For more information on how to get involved follow Housing Justice League on Facebook or visit the Coalition website at turnerfieldcoalition.org.
Report and photo: Reagan Cooper
Reagan Cooper posted on FB: "This card-carrying socialist just finished canvassing Grant Park for my man, Sen. Vincent Fort for mayor!"
Members Marshall Rancifer (Justice for All Coalition), Johnny Martinez(GA Beer Garden), and friend of DSA Amy Mei Willis (National Lawyers Guild) expose businesses' discrimination against Atlanta's homeless population, despite the progressive and hip trappings of Atlanta's rapidly gentrifying Edgewood Avenue corridor, in a report by Creative Loafing: "The Fight for Edgewood Avenue." (Check out Marshall's buttons in the photo.) Thanks to Daniel Hanley for bringing this to our attention!
We joined Atlanta Jobs With Justice and the Georgia AFL/CIO in Rev. James Orange Park April 30, to commemorate Workers' Memorial Day honoring workers killed or injured on the job and build for the next day's May Day rally and action at City Hall.
Here, MADSA's Ian Fletcher, people's historian, recalls for us the origins of May Day/International Workers' Day. Background, center: MADSA chair Milt Tambor. Wearing signs: Three of the MADSA members and friends who brought to life heroes and heroines of U.S. labor history (left to right): Cesar Chavez (Adrian Bernal), Albert Parsons (David Christian), and Lucy Parsons (Jaira Burke). Others not shown portrayed Big Bill Haywood (Michael Lavender), Mother Jones (Heather Gray), Joe Hill (Georgia Slim, a.k.a Cullen Brown, of the band I Want Whiskey), Eugene Victor Debs (Walter Reeves), A. Phillip Randolph (Edward Young), and Dorothy Bolden (Pat Sauls). At right, blue shirt: Barbara Joye coordinated the history project. Photo: Reid Freeman Jenkins
Our contingent enthusiastically joined many other organizations at the May 1 rally led by Atl. JwJ and the Georgia Latino Alliance for Human Rights, to call for a minimum of $15/hr for Atlanta city workers, sanctuary for immigrants, a Community Benefits Agreement for the Turner Field neighborhoods, and other demands for dignity and human rights. After the rally we swarmed into the City Council meeting, where dozens of us spoke out in the "public comment" section of the agenda. Photos: Barbara Joye, Reid Freeman Jenkins

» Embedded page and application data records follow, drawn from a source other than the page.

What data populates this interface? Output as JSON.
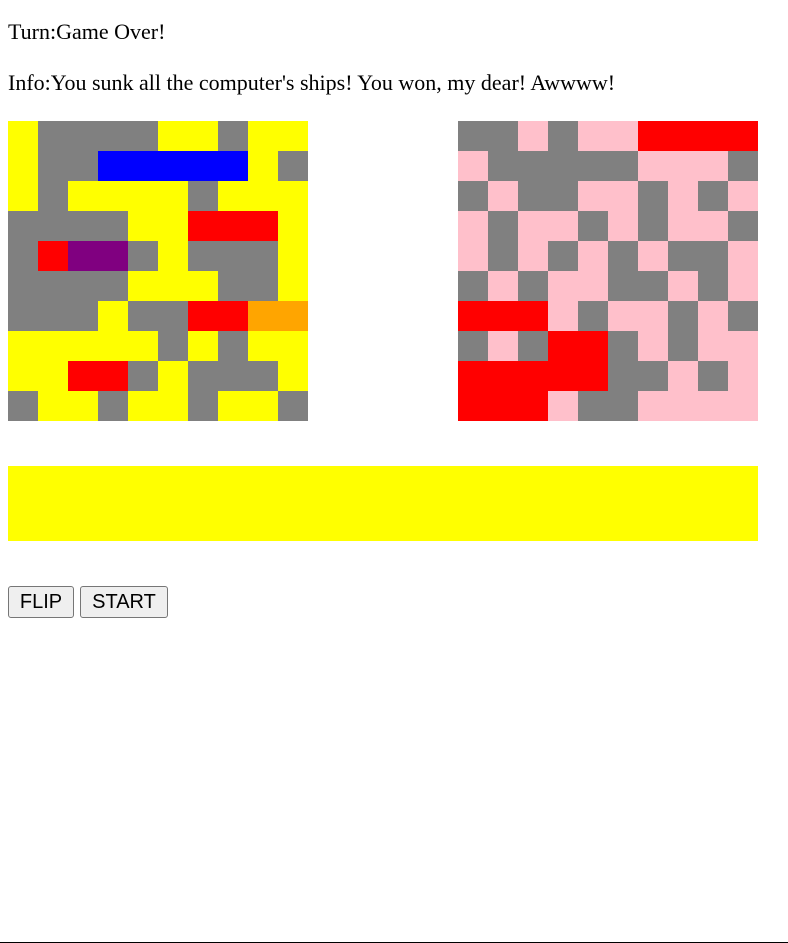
{
  "status": {
    "turn_label": "Turn:",
    "turn_value": "Game Over!",
    "info_label": "Info:",
    "info_value": "You sunk all the computer's ships! You won, my dear! Awwww!"
  },
  "colors": {
    "Y": "#ffff00",
    "G": "#808080",
    "B": "#0000ff",
    "R": "#ff0000",
    "P": "#800080",
    "O": "#ffa500",
    "K": "#ffc0cb",
    "option_container": "#ffff00"
  },
  "boards": {
    "player": [
      "YGGGGYYGYY",
      "YGGBBBBBYG",
      "YGYYYYGYYY",
      "GGGGYYRRRY",
      "GRPPGYGGGY",
      "GGGGYYYGGY",
      "GGGYGGRROO",
      "YYYYYGYGYY",
      "YYRRGYGGGY",
      "GYYGYYGYYG"
    ],
    "computer": [
      "GGKGKKRRRR",
      "KGGGGGKKKG",
      "GKGGKKGKGK",
      "KGKKGKGKKG",
      "KGKGKGKGGK",
      "GKGKKGGKGK",
      "RRRKGKKGKG",
      "GKGRRGKGKK",
      "RRRRRGGKGK",
      "RRRKGGKKKK"
    ]
  },
  "buttons": {
    "flip": "FLIP",
    "start": "START"
  }
}
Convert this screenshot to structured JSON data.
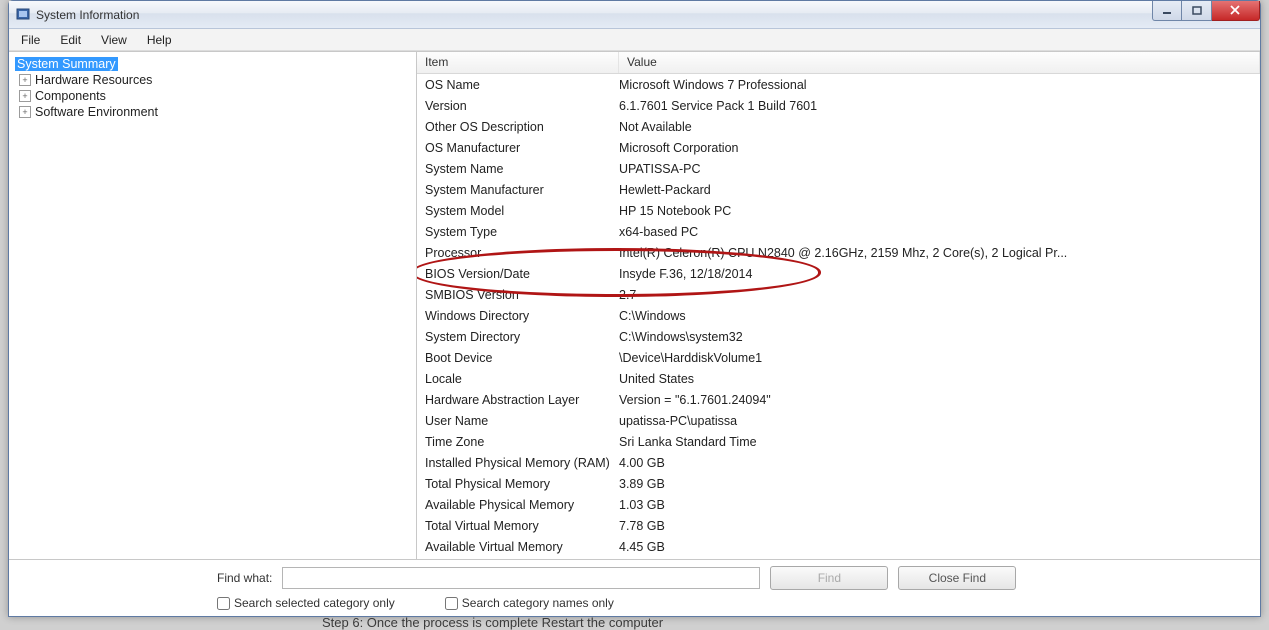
{
  "window": {
    "title": "System Information"
  },
  "menus": {
    "file": "File",
    "edit": "Edit",
    "view": "View",
    "help": "Help"
  },
  "tree": {
    "items": [
      {
        "label": "System Summary",
        "selected": true,
        "expandable": false
      },
      {
        "label": "Hardware Resources",
        "selected": false,
        "expandable": true
      },
      {
        "label": "Components",
        "selected": false,
        "expandable": true
      },
      {
        "label": "Software Environment",
        "selected": false,
        "expandable": true
      }
    ]
  },
  "list": {
    "headers": {
      "item": "Item",
      "value": "Value"
    },
    "rows": [
      {
        "item": "OS Name",
        "value": "Microsoft Windows 7 Professional"
      },
      {
        "item": "Version",
        "value": "6.1.7601 Service Pack 1 Build 7601"
      },
      {
        "item": "Other OS Description",
        "value": "Not Available"
      },
      {
        "item": "OS Manufacturer",
        "value": "Microsoft Corporation"
      },
      {
        "item": "System Name",
        "value": "UPATISSA-PC"
      },
      {
        "item": "System Manufacturer",
        "value": "Hewlett-Packard"
      },
      {
        "item": "System Model",
        "value": "HP 15 Notebook PC"
      },
      {
        "item": "System Type",
        "value": "x64-based PC"
      },
      {
        "item": "Processor",
        "value": "Intel(R) Celeron(R) CPU  N2840  @ 2.16GHz, 2159 Mhz, 2 Core(s), 2 Logical Pr..."
      },
      {
        "item": "BIOS Version/Date",
        "value": "Insyde F.36, 12/18/2014"
      },
      {
        "item": "SMBIOS Version",
        "value": "2.7"
      },
      {
        "item": "Windows Directory",
        "value": "C:\\Windows"
      },
      {
        "item": "System Directory",
        "value": "C:\\Windows\\system32"
      },
      {
        "item": "Boot Device",
        "value": "\\Device\\HarddiskVolume1"
      },
      {
        "item": "Locale",
        "value": "United States"
      },
      {
        "item": "Hardware Abstraction Layer",
        "value": "Version = \"6.1.7601.24094\""
      },
      {
        "item": "User Name",
        "value": "upatissa-PC\\upatissa"
      },
      {
        "item": "Time Zone",
        "value": "Sri Lanka Standard Time"
      },
      {
        "item": "Installed Physical Memory (RAM)",
        "value": "4.00 GB"
      },
      {
        "item": "Total Physical Memory",
        "value": "3.89 GB"
      },
      {
        "item": "Available Physical Memory",
        "value": "1.03 GB"
      },
      {
        "item": "Total Virtual Memory",
        "value": "7.78 GB"
      },
      {
        "item": "Available Virtual Memory",
        "value": "4.45 GB"
      }
    ]
  },
  "footer": {
    "find_label": "Find what:",
    "find_value": "",
    "find_btn": "Find",
    "close_btn": "Close Find",
    "cb1": "Search selected category only",
    "cb2": "Search category names only"
  },
  "annotation": {
    "highlighted_row_index": 9
  },
  "page_bottom_text": "Step 6: Once the process is complete  Restart the computer"
}
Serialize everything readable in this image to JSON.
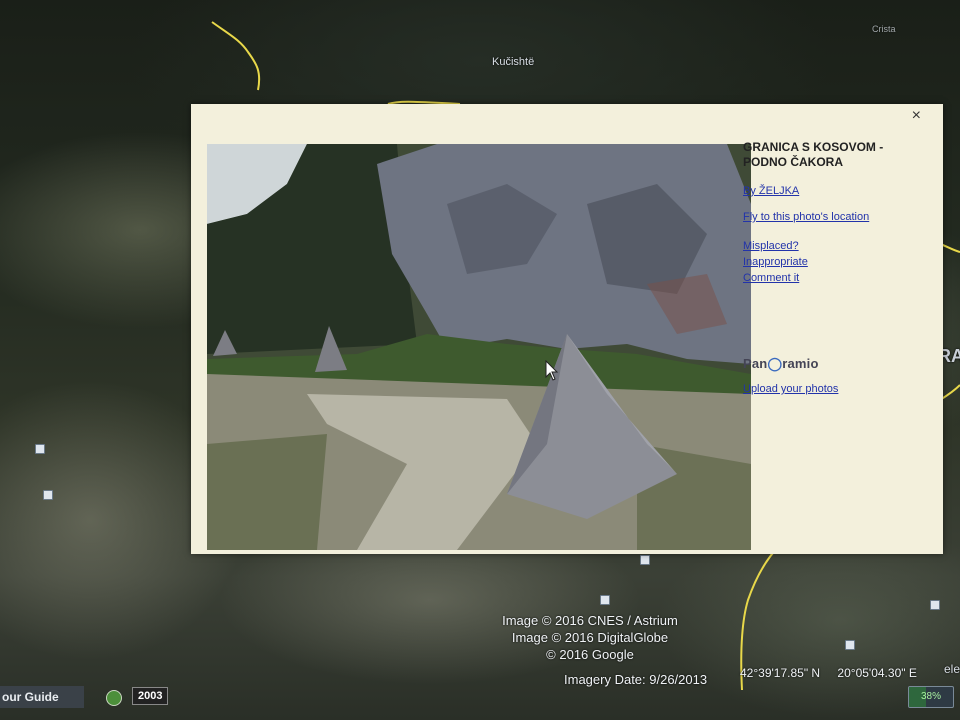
{
  "map": {
    "place_labels": [
      "Kučishtë",
      "Crista"
    ],
    "edge_label": "RA",
    "corner_label": "ele"
  },
  "popup": {
    "close_label": "×",
    "title": "GRANICA S KOSOVOM - PODNO ČAKORA",
    "author_link": "By ŽELJKA",
    "fly_link": "Fly to this photo's location",
    "misplaced_link": "Misplaced?",
    "inappropriate_link": "Inappropriate",
    "comment_link": "Comment it",
    "brand_prefix": "Pan",
    "brand_suffix": "ramio",
    "upload_link": "Upload your photos"
  },
  "attribution": {
    "line1": "Image © 2016 CNES / Astrium",
    "line2": "Image © 2016 DigitalGlobe",
    "line3": "© 2016 Google"
  },
  "status": {
    "imagery_date": "Imagery Date: 9/26/2013",
    "latitude": "42°39'17.85\" N",
    "longitude": "20°05'04.30\" E"
  },
  "controls": {
    "tour_guide": "our Guide",
    "year": "2003",
    "battery_percent": 38,
    "battery_label": "38%"
  },
  "colors": {
    "popup_bg": "#f3f0dc",
    "link": "#2233aa",
    "border_line": "#e8d84a"
  }
}
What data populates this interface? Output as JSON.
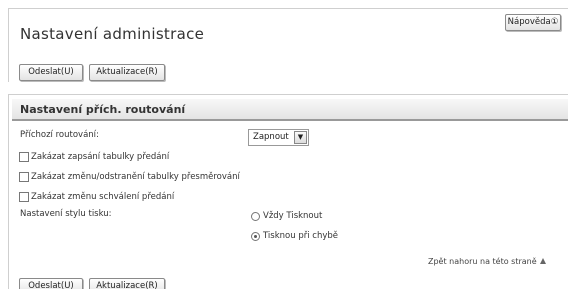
{
  "header": {
    "title": "Nastavení administrace",
    "help_label": "Nápověda①"
  },
  "toolbar": {
    "send_label": "Odeslat(U)",
    "update_label": "Aktualizace(R)"
  },
  "section": {
    "title": "Nastavení přích. routování",
    "incoming_routing": {
      "label": "Příchozí routování:",
      "selected": "Zapnout",
      "arrow_icon": "chevron-down-icon"
    },
    "checkboxes": [
      {
        "label": "Zakázat zapsání tabulky předání",
        "checked": false
      },
      {
        "label": "Zakázat změnu/odstranění tabulky přesměrování",
        "checked": false
      },
      {
        "label": "Zakázat změnu schválení předání",
        "checked": false
      }
    ],
    "print_style": {
      "label": "Nastavení stylu tisku:",
      "options": [
        {
          "label": "Vždy Tisknout",
          "checked": false
        },
        {
          "label": "Tisknou při chybě",
          "checked": true
        }
      ]
    }
  },
  "footer": {
    "back_to_top": "Zpět nahoru na této straně"
  }
}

MADSA member Ian Fletcher will kick off the April 30 event with a brief history of May Day, followed by MADSA members and friends bringing to life "Heroes and Heroines of U.S. Labor History" and much more. For details: bit.ly/MAYDAYATL2017PREP. May 1 will be a day of action at City Hall, with the Georgia Latino Alliance for Human Rights, Atlanta Jobs with Justice, and many others. For details: bit.ly/MAYDAYATL2017